Plans H, I, and J are the only Medigap plans that carry drug coverage, but in almost no cases do they qualify as creditable. In these cases almost all Medigap customers would be best served buying into Part D insurance, Matheis says.
Possible exceptions are so-called nonstandardized Medigap plans in Massachusetts, Wisconsin, and Minnesota. Some of these plans may be creditable, so it is best to wait for that letter from the carrier to see if that magic word shows up.
State Pharmacy Assistance
Some states have publicly-funded Pharmaceutical Assistance Programs for low-income seniors not on Medicaid. Most of those programs are expected to "wrap around" Part D, meaning that they can still help pay some of your co-payments and deductibles once you sign up for a plan. Medicare has not yet completed all of its agreements with the state plans but should have the arrangements ironed out soon.
Here are some important dates to remember:
- Oct. 15 -- The approximate date Medicare expects to launch its Part D comparison resources at the Medicare web site and 1-800-MEDICARE.
- End of October - This is the time when Medicare and employers will send letters to beneficiaries either notifying them of their automatic Part D enrollment (in the case of Medicaid) or "creditable" status of private insurance.
- Nov. 15 - Open enrollment for Part D plans begins.
- Jan. 1, 2006 - Part D prescription drug benefits begin.
- May 15, 2006 - Open enrollment ends.
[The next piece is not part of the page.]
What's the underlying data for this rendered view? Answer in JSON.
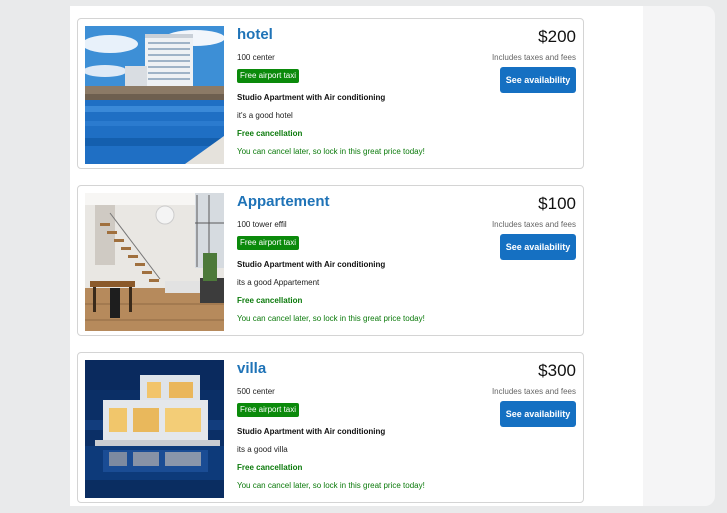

If you're Medicare eligible and without a creditable private plan, you'll pay a 1% per month premium penalty if you sign up for Part D after this date.
Some Useful Resources
The Access to Benefits Coalition is a group of health organizations working to smooth the transition to Part D, especially for low-income seniors.
The Medicare Rights Center has useful resources and tips for beneficiaries at its web site or by calling (212) 869-3850.
AARP has published a 24-page brochure called "Medicare Rx Drug Coverage: What You Need to Know." It can be ordered on the group's web site.